Hannah Wolf moved to New York City from Juneau just over five weeks ago, taking her experience with Perseverance Theatre, where she worked for two years, to intern with the Vineyard Theatre’s literary department, an off-Broadway house that produces “Avenue Q” and “[Title of Show].”
To afford living in New York with an unpaid internship, Wolf also nannies and said she is considered lucky to have employment. Wolf is just one of several thousand faces representing the Occupy Wall Street movement on any given day, also known as “99 percenters.”
New York is not the only city to see protests; Anchorage was one of many cities to see dissatisfied citizens gathering in public spaces.
Wolf shared she didn’t hear about the protests until two weeks in; “at the beginning, any media surrounding [the protests] was so suppressed that many people in New York had no idea,” she said.
It was a Facebook post showing the tent city in Liberty Plaza that piqued her interest and spurred her to visit the site, where she found herself in the midst of a general assembly march.
“What really surprised me is how many of the protesters and campers are my age, in a similar situation,” she said.
Wolf describes her demographic as educated, raised on the promise of an “American dream that America can no longer support,” with high unemployment rates and overwhelming debt.
The driving force behind the protests, Wolf said, is frustration. Though she said her demographic is well represented, she describes it as a movement not of one demographic, nor the political left or right, but of “the American people who are angry when they are told that hiring is right around the corner, that the recession is ending and that our elected officials are working for us,” only to find that the government is stalled and unemployment rates persist.

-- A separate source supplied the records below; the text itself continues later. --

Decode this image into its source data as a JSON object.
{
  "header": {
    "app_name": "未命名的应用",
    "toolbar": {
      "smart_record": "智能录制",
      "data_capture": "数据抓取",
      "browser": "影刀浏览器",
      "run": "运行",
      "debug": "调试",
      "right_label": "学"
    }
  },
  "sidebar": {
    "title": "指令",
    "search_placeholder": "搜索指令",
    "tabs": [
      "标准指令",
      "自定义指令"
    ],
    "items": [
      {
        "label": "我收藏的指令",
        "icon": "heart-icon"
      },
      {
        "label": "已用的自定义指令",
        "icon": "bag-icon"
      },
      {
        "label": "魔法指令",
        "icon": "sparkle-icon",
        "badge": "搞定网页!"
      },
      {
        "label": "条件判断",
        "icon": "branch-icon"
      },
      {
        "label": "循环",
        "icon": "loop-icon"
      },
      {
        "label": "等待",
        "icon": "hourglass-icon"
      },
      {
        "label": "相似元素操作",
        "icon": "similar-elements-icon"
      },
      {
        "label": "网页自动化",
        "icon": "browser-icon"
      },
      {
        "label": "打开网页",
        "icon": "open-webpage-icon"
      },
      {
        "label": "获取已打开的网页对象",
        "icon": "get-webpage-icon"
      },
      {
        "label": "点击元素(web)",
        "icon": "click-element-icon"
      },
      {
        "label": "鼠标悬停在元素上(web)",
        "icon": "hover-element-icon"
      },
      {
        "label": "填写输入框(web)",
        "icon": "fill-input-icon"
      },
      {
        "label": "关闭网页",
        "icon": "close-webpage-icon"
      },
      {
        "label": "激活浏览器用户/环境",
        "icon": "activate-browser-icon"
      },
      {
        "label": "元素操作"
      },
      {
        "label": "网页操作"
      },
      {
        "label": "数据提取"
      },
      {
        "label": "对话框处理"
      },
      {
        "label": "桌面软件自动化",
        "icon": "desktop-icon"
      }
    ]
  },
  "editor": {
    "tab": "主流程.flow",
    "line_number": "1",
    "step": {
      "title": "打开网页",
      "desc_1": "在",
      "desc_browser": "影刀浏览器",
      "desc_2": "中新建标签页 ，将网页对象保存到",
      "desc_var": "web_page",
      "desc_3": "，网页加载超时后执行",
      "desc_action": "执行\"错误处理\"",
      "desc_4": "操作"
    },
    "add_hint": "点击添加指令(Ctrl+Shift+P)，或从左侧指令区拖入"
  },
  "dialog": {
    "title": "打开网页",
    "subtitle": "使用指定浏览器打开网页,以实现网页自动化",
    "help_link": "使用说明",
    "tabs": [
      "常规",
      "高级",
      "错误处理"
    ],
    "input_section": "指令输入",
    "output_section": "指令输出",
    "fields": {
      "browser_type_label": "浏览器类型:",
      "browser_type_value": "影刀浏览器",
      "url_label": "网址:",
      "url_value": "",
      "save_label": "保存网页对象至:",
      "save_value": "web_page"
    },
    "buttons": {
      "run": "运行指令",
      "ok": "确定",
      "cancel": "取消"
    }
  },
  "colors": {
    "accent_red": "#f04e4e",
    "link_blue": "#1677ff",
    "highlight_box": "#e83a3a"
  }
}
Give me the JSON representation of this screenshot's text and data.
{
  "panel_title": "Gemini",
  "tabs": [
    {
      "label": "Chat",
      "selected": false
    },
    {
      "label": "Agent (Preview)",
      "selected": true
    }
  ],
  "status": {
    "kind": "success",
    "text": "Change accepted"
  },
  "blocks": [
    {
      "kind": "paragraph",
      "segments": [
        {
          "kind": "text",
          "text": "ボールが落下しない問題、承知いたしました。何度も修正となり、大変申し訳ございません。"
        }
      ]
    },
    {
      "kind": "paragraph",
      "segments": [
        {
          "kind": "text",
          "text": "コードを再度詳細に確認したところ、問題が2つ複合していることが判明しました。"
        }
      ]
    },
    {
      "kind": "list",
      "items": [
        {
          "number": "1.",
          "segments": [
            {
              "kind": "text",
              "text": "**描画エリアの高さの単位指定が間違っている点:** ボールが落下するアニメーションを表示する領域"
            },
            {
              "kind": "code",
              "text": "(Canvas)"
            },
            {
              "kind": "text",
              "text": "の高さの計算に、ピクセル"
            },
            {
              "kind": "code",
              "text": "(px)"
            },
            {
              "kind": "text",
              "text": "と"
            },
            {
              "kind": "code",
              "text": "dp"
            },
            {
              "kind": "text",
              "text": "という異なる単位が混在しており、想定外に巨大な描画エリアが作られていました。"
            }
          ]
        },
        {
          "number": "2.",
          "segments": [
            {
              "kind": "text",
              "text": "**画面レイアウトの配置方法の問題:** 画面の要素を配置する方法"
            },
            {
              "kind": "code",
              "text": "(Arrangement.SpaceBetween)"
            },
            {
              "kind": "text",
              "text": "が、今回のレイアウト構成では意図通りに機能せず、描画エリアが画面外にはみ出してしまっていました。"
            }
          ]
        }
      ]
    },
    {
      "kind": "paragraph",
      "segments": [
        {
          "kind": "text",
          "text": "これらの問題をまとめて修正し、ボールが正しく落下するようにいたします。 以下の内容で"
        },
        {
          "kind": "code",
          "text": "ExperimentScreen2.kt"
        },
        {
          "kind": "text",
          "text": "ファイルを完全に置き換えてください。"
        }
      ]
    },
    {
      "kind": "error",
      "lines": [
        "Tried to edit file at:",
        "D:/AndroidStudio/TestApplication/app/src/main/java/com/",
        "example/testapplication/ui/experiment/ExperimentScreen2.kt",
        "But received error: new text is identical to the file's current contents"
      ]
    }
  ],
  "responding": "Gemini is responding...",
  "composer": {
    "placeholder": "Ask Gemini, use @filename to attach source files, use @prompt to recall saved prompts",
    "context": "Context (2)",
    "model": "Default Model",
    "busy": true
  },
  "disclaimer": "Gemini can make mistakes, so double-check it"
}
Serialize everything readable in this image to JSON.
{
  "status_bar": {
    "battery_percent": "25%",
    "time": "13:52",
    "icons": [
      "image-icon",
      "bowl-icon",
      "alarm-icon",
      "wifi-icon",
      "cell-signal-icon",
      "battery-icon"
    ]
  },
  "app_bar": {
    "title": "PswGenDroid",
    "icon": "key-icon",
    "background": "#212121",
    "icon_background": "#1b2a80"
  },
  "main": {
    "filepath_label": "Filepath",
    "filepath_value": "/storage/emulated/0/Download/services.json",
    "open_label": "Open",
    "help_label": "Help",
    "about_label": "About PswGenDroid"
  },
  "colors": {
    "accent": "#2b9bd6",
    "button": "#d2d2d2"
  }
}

From the outside looking in, it can be difficult to discern the goals of the movement, aside from voicing the anger and frustration participants are feeling. Signs read “I am the 99 percent” or “You have the right to remain silent, but I don’t recommend it.”
Wolf said she is a registered voter who votes in all elections and even volunteered with candidate campaigns in the past, but who doesn’t feel her voice is heard.
“At this point, individual complaints are futile, but the Occupy Wall Street movement has provided a platform where I can feel like I contribute and that my voice means something,” she said. “My issues with government are not my own anymore, but reflect the temperament of the country and my single voice can help with this.”
Wolf provided a list of demands of the movement, which she described as a living document, changing as the movement develops: ending corporate personhood, institution of taxes on stock purchases, nationalized banking, socialized medicine, fully funded government jobs, lifted restrictions on labor organizing, turning foreclosed homes into public housing and investing in green energy infrastructure. The demands are big, but Wolf claims that the voice of the movement is reflective of a general group consensus. Organized labor has recently joined the movement, and Wolf anticipates the protests will be more organized and the goals clearer.
“Fully formed movements don’t just spring up, they have to grow and evolve,” she said.
Wolf said Occupy Wall Street has become a national movement that cannot be ignored. Talking more of her experiences, Wolf said she participated recently in a march that turned violent, though she said that violence was instigated by the New York Police Department.
Like the recent Arab Spring protests, the movement is being propelled by social media; Wolf found out via Facebook, while platforms such as Twitter and Tumblr also keep participants and the general public informed. During general assembly and marches, the energy, anger and excitement are palpable, Wolf said.
Functioning without a permit for a sound system, the thousands have managed to communicate and coordinate using social media and “the people’s mic,” in which a speaker shouts a line and, in waves, the crowd will hear and repeat the phrase so that all can hear.
“We’re watching history unfold,” Wolf said, “This protest is giving hope that something will eventually happen, that someone will listen and we can work together to right the direction of the country.”
She also expresses the old sentiment “seeing is believing” when she describes seeing the amount of people participating.
“If you tell me 14 million Americans are unemployed, I have no context, but when I see thousands of unemployed and angry [people] in one area, it makes that number mean something,” she said.
The Occupy Wall Street movement, which started in New York, has seen similar protests across the country. When asked what she would like to see Alaska take from this movement, Wolf said, “I heard that there is an Occupy Anchorage movement taking place, I’d love to see an Occupy Juneau movement stake a claim in front of the Capitol. Alaska has had it very easy through the economic and unemployment crisis, but I think the other shoe is about to drop. I know that Juneauites are as angry as the rest of the U.S. when it comes to these issues and would support a movement like this. Show the lawmakers that Alaska’s prosperity doesn’t mean that these issues can be slid to the wayside,” she said.
• Contact reporter Melissa Griffiths at 523-2272 or at firstname.lastname@example.org.